Wikipedia describes Unity as an integrated authoring tool for creating 3D video games or other interactive content such as architectural visualizations or real-time 3D animations. Unity is similar to Director, Blender game engine, Virtools or Torque Game Builder in the sense that an integrated graphical environment is the primary way of authoring the game.
The editor runs on Windows and Mac OS X and can produce games for Windows, Mac, Wii, or iPhone platforms. It can also produce browser games that use the Unity web player plugin, supported on Mac and Windows.
The movie below by 3dnemo provides an insight into the possibilities:

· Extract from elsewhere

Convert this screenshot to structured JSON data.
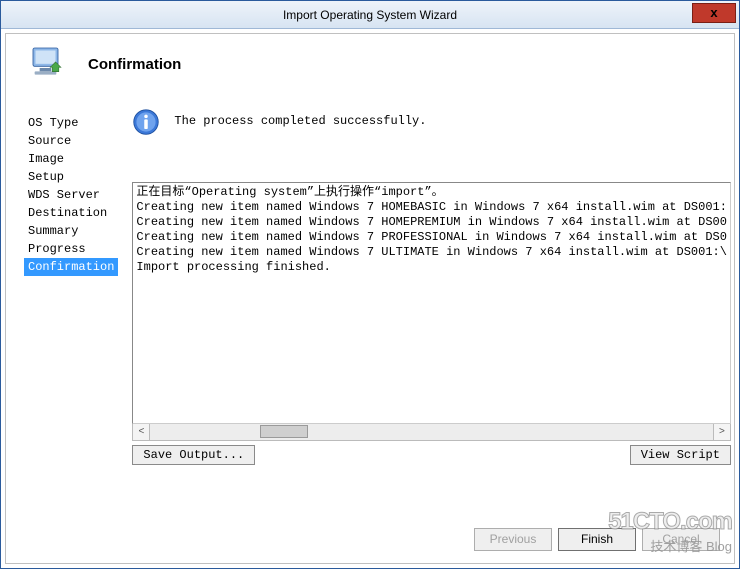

Version 2.5 now supports the ability to drag and drop .max files right into the Editor, including support for all skeletal based animation, multiple UVs, and vertex colors. This builds on the existing support for Maya, Blender, and all other 3D applications that integrate with the latest FBX plugin on the Windows platform.
There are two main licenses: Unity Indie ($199), and Unity Pro ($1499). The Pro version has additional features like render-to-texture, postprocessing effects, and the ability to build standalone Windows games. Unity Pro is also required for businesses with over $100,000 turnover/year.
The second movie, again by 3dnemo , illustrates a cityscape running within Unity:
We will be taking a closer look at Unity over the coming weeks, for now see http://unity3d.com/unity/ for more information.
Thanks go to an anonymous commenter in our post on hyperShot: Near Realtime Rendering System for Windows and Mac for mentioning Unity…